  2. A DNS system service resolves the hostname in the URL to the portable public IP address of the load balancer
  3. Based on the resolved IP address, the client sends the request to the load balancer service that exposes the Application Load Balancer (ALB)
  4. The ALB checks if a routing rule for the app path in the cluster exists. If a matching rule is found, the request is forwarded according to the rules that you defined in the Ingress resource to the pod where the app is deployed. If multiple app instances are deployed in the cluster, the ALB load balances the requests between the app pods. To also load balance incoming HTTPS connections, you can configure the ALB to you can use your own TLS certificate to decrypt the network traffic.
  5. Microservice to microservice can use this DNS name to communicate between them.

Using Ingress, the global load balancer can support parallel, cross region clusters.

Service exposition

There is an architecture style focusing on APIs which proposes to have different SLA and semantic for external, internet facing API versus internal back end APIs only exposed within intranet.

Backend data services are not exposed directly to internet. API Gateway provides a secure end point for external web app to access those business functions.

So the decisions on how to expose service are linked to:

  • do you need to do API management
  • do you need to secure APIs
  • do you need to expose to internet
  • do you need to support other protocol then HTTP
  • do you need to have multiple instances of the application

When deploying a microservice to Kubernetes it is recommended to use Ingress rule as presented above.. The following yaml file exposes the BFF service using ClusterIP:

apiVersion: v1
kind: Service
  name: asset-consumer-svc
    chart: asset-consumer
  type: ClusterIP
  - port: 8080
    targetPort: 8080
    protocol: TCP
    name: asset-consumer-svc
    app: asset-consumer

Service discovery

When deploying on Kubernetes cluster, microservices use the DNS lookup to discover deployed microservice.

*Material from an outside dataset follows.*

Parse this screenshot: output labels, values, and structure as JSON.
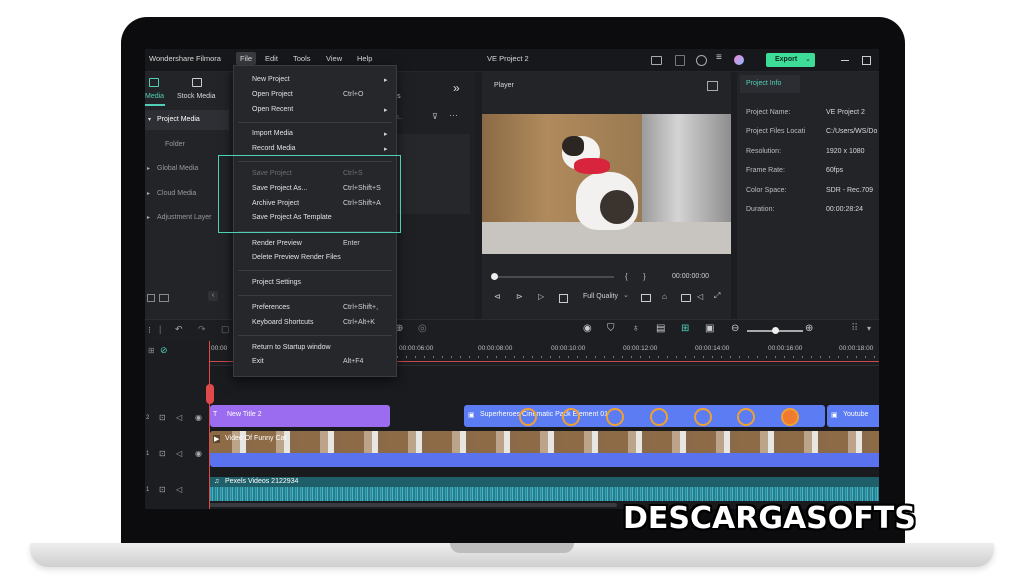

ISTIO provides an easy way to create a network of deployed services with load balancing, service-to-service authentication, traffic flow management, monitoring, etc... By deploying a special sidecar proxy (called Envoy) throughout your environment, all network communication between microservices is intercepted and controlled by ISTIO control panel.

The control plane manages the overall network infrastructure and enforces the policy and traffic rules.

More reading

Asynchronous loosely coupled solution using events

If we change of paradigm and use a messaging approach or better an event approach of the data update requirements, we will implement a loosly coupled solution with a pub/sub communication protocol. We need to think about the activities that apply within each service and how they can be of interest to other components. Internal microservice tasks are becoming facts about something happened and those facts may be published as events for others to consume. The first level of refactoring may become:

An event is a fact that happens in the past and carry all the data needed, and it becomes a source of record. It becoming consistent if it is played in a messaging backbone via topics.

But the persistence of data can be externalized to consumer and then simplify the architecture:

Then we can use the history of the persisted events to add features not address before, and outside of the direct scope of a microservice. For example to compute the number of users added last month, just a query on the users topic will get the answer: no or very limited coding needed.

We recommend to go deeper in event driven architecture with this site